So, credit unions don’t have big data, but they do have lots of data about their members. Jim Collins, in his book Good to Great states, “The kind of data available to average institutions and great institutions are about the same. The difference is that great financial institutions turn the data they have into information they cannot ignore.” Information of this kind illuminates strategic opportunities.

What would you learn if you made sense of the data you already have?

  • Who are your most profitable members that deliver all of your profit?
  • Who are the 50 percent of your members that have only a single product with you?
  • Who are your members that have loans elsewhere (typically 3-4) and what kind of loans are they?

And, if you knew who they were, what would you do?

A joint research project by the Aite Group and the Financial Brand found that high-growth financial institutions spent twice as much on data analytics than their lower-growth peers. Analytics drives measurable growth. You need member and market analytics.

You use data to measure, plan, and budget your expenses. Why would you not leverage the data you have to understand what your members have and want—and then talk to them about it? Marketing strategy and execution are best built from data analytics.

Example 1: Fee Income Growth

Would you like members who have a credit/debit card with your credit union to use their card more? And with the expectation that more transactions = more fee income? What about members who have a credit/debit card from your institution but haven’t used it at all?

This data is very available. If you can get the who, what, and when for each of these scenarios, you simply need a marketing tactic to go along with each, which will help you achieve your objective: greater fee income. You don’t need big data to do this. You do need data analytics and action.

Example 2: Bill Pay Loan Recapture

Many of your existing members have bill pay. Every month, they are making loan payments from your bill-pay solution to some other financial institution. Why aren’t you looking at this activity and making offers to your members to recapture these loans from your competitors?

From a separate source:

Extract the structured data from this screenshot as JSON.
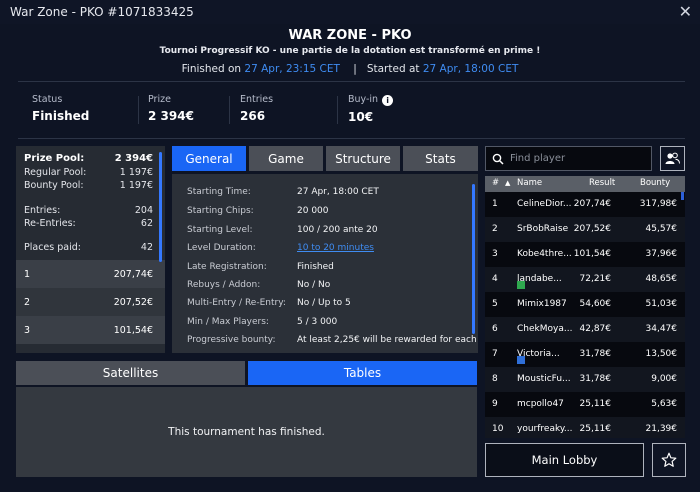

Again, this isn’t a big data problem, but it is a data/information opportunity that begs for action.

Example 3: Capturing “Active” Loan Activity

Need loans? Right now, every day, your members are applying for loans with an institution that isn't yours. The data and technology exists to identify and communicate with these members, and to deliver a compelling offer from you almost immediately.

Unless you're a retailer like Walmart, Amazon, Google, or Bank of America, you don’t have big data. But the data you do have can be leveraged to help you achieve your goals. John Naisbitt says, “We are drowning in information but starved for knowledge." Data analytics is the key to unlocking the knowledge buried within your credit union’s member data.

Jay Kassing has been writing for and about the financial services industry for more than 25 years. As president of MARQUIS, he is uniquely qualified to understand and address the concerns of credit unions. Since 1987, MARQUIS has been a leading provider of marketing and compliance software and services, with hundreds of clients across the U.S. Kassing can be reached at 214-778-3015 or